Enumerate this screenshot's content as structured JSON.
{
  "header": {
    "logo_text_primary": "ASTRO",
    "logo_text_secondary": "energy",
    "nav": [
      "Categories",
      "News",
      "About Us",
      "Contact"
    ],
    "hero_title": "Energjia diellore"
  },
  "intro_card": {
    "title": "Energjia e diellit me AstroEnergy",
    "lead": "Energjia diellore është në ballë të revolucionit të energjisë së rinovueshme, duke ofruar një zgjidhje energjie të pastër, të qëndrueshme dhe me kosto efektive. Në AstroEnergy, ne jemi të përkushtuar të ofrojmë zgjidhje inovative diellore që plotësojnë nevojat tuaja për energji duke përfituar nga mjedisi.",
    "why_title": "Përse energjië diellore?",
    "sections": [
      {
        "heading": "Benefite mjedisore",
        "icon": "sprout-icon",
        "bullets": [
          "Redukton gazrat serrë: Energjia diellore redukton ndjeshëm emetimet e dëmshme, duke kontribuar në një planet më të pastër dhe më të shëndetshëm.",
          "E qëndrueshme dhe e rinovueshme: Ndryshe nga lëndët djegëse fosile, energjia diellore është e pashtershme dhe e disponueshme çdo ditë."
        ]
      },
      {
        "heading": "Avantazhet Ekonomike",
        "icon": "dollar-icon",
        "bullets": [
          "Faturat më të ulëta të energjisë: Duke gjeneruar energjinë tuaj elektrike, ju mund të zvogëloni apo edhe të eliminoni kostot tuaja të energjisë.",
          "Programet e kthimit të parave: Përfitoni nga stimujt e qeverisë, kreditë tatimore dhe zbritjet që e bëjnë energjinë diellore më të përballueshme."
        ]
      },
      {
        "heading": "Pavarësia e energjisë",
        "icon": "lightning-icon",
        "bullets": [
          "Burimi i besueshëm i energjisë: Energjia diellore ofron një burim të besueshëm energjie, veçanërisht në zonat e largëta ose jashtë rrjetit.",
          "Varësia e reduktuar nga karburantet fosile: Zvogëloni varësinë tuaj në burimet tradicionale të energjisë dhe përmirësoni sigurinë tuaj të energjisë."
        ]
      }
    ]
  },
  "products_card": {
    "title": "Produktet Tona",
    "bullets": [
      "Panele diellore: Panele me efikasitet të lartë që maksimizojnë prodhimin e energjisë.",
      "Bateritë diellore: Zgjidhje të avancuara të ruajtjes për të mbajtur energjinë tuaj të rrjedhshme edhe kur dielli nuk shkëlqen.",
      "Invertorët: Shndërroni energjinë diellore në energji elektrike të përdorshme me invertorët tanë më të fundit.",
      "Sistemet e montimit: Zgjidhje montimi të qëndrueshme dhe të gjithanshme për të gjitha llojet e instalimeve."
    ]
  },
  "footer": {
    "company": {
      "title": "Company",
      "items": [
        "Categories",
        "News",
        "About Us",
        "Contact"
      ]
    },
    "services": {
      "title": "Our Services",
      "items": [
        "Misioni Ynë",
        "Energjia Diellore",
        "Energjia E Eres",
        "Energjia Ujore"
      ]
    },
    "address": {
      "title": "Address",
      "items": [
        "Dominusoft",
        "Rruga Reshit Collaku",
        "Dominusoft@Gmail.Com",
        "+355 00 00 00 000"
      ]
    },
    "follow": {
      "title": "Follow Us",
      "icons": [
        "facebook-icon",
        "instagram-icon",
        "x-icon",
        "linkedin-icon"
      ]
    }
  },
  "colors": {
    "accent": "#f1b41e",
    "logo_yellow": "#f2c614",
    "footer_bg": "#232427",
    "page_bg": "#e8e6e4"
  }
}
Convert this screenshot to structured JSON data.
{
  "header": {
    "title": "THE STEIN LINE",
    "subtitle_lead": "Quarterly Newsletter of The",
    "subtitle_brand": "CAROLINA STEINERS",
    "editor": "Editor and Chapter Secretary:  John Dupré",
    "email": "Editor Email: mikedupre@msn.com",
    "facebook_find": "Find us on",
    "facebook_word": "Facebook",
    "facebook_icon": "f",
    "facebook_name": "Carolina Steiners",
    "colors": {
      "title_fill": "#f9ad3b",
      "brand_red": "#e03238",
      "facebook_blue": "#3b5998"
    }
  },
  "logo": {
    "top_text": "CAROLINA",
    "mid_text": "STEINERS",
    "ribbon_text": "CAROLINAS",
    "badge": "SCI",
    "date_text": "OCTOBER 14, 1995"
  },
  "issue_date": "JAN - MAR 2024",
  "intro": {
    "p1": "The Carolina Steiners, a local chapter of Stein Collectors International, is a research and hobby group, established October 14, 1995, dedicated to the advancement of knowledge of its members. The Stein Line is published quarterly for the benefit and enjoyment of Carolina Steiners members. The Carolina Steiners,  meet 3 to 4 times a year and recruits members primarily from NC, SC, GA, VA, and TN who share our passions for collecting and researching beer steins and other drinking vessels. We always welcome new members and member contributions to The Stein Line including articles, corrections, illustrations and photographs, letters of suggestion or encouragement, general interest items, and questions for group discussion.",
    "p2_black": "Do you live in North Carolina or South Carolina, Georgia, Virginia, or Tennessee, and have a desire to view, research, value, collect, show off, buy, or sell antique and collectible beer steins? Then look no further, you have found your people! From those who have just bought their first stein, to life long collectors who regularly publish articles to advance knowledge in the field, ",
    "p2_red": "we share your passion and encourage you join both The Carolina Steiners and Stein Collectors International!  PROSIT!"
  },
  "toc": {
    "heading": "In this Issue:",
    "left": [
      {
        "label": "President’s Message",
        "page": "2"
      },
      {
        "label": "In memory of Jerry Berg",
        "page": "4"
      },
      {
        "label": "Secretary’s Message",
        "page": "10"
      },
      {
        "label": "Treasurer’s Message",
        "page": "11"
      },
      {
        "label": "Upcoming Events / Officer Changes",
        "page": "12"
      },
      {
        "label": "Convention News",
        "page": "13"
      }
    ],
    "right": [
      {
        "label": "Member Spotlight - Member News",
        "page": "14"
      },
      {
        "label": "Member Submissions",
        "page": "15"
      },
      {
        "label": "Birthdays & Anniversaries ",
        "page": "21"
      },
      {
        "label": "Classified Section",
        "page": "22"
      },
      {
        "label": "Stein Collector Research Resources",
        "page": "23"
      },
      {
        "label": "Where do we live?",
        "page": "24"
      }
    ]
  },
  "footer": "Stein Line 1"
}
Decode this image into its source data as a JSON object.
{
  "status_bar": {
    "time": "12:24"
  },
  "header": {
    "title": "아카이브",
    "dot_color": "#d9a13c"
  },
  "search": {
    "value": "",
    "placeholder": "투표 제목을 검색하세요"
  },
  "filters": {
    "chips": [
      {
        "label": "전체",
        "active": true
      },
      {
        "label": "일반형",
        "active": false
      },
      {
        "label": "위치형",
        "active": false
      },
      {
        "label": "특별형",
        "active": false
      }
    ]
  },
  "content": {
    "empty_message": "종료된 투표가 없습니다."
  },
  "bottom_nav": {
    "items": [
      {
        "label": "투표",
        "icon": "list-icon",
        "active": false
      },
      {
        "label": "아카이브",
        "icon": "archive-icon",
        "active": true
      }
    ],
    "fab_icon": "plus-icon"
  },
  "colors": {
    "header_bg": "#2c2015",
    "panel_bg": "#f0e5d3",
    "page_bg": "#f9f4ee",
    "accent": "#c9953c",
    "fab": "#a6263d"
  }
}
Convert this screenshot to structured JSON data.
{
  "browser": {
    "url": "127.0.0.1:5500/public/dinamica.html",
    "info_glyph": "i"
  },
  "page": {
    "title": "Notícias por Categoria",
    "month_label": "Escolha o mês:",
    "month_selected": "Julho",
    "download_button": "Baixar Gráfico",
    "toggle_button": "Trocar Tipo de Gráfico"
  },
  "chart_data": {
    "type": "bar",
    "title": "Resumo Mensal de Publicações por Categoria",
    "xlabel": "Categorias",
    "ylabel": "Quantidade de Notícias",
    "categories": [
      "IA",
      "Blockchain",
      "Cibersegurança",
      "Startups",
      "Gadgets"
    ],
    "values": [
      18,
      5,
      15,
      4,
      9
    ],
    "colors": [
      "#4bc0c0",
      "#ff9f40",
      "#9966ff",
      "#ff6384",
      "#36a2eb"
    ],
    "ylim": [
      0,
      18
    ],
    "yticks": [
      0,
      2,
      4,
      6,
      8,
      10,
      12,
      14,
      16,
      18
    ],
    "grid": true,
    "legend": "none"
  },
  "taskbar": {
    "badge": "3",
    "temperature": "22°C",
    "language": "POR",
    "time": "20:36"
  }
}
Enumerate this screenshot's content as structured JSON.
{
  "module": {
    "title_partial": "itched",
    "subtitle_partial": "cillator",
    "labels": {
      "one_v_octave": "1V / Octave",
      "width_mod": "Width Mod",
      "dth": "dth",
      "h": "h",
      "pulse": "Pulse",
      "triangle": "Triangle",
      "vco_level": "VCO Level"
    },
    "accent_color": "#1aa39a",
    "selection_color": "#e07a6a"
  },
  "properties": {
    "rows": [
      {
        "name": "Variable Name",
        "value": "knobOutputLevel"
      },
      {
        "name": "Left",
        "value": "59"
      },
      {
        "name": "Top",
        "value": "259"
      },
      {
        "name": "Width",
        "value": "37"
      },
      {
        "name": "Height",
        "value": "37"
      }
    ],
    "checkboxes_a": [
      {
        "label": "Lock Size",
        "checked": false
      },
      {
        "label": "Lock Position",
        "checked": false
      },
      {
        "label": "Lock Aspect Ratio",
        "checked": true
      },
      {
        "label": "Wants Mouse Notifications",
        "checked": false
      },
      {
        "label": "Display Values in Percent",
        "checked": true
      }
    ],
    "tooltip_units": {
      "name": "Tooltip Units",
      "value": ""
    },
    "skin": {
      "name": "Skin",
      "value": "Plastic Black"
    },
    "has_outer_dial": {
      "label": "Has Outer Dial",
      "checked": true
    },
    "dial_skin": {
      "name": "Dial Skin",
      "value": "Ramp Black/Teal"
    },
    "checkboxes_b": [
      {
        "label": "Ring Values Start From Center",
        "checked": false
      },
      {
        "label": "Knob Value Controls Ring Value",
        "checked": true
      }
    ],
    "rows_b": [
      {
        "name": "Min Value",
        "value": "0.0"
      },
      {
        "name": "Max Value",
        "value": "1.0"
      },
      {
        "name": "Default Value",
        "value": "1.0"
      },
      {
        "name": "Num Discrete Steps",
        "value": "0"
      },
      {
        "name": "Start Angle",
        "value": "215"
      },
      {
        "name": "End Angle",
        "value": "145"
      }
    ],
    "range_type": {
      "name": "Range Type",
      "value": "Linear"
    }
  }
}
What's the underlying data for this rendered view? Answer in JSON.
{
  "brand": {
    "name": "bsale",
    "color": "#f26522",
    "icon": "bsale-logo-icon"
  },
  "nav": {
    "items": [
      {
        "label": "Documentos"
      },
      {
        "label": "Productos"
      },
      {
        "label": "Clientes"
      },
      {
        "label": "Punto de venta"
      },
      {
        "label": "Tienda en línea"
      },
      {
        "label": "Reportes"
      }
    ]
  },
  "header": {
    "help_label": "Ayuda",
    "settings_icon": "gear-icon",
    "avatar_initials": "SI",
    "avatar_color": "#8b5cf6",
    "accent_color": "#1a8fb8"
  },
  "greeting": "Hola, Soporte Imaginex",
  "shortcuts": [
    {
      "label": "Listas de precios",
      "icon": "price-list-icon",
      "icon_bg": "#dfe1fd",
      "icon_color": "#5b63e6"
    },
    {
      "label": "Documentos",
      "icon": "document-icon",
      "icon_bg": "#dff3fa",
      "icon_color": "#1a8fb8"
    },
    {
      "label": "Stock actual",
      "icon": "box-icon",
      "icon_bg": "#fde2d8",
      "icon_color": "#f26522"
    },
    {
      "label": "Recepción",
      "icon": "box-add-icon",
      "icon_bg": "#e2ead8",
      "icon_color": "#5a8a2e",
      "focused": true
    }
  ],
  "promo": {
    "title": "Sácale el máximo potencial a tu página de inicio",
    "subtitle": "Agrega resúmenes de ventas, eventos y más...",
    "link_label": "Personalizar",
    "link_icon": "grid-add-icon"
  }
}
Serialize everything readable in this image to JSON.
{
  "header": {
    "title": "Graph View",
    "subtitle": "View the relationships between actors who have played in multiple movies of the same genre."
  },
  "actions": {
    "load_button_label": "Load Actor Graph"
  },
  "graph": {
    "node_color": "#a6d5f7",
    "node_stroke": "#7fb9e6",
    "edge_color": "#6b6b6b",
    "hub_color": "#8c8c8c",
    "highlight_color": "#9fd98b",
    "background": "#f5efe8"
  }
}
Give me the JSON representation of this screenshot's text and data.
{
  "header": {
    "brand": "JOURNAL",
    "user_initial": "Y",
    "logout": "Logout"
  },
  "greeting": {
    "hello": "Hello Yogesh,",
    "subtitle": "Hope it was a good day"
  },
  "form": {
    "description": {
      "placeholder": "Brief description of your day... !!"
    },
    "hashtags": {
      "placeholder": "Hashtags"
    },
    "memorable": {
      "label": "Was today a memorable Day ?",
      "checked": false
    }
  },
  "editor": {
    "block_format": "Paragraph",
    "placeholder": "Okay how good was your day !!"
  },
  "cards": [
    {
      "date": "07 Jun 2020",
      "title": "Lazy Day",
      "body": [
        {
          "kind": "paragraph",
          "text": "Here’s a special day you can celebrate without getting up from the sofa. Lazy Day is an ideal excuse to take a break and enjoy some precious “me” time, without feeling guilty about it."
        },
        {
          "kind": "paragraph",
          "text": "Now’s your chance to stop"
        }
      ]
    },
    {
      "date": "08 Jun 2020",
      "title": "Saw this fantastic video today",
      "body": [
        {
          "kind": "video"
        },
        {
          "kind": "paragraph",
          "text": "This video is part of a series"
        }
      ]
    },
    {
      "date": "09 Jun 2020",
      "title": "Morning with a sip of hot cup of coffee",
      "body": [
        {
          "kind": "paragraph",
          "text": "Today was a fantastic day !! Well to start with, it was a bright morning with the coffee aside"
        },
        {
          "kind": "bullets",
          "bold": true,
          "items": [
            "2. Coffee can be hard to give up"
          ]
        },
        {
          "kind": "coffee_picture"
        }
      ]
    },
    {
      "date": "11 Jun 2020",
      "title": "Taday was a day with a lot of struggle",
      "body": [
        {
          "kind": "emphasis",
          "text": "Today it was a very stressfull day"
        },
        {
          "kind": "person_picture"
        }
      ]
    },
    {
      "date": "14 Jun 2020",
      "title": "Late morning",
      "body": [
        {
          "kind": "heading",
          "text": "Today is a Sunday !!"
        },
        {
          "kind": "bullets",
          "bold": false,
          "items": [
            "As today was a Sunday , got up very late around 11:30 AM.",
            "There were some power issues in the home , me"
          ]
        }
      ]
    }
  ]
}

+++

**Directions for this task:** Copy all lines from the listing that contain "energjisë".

**Solution to this problem:**
    "lead": "Energjia diellore është në ballë të revolucionit të energjisë së rinovueshme, duke ofruar një zgjidhje energjie të pastër, të qëndrueshme dhe me kosto efektive. Në AstroEnergy, ne jemi të përkushtuar të ofrojmë zgjidhje inovative diellore që plotësojnë nevojat tuaja për energji duke përfituar nga mjedisi.",
          "Faturat më të ulëta të energjisë: Duke gjeneruar energjinë tuaj elektrike, ju mund të zvogëloni apo edhe të eliminoni kostot tuaja të energjisë.",
        "heading": "Pavarësia e energjisë",
          "Burimi i besueshëm i energjisë: Energjia diellore ofron një burim të besueshëm energjie, veçanërisht në zonat e largëta ose jashtë rrjetit.",
          "Varësia e reduktuar nga karburantet fosile: Zvogëloni varësinë tuaj në burimet tradicionale të energjisë dhe përmirësoni sigurinë tuaj të energjisë."
      "Panele diellore: Panele me efikasitet të lartë që maksimizojnë prodhimin e energjisë.",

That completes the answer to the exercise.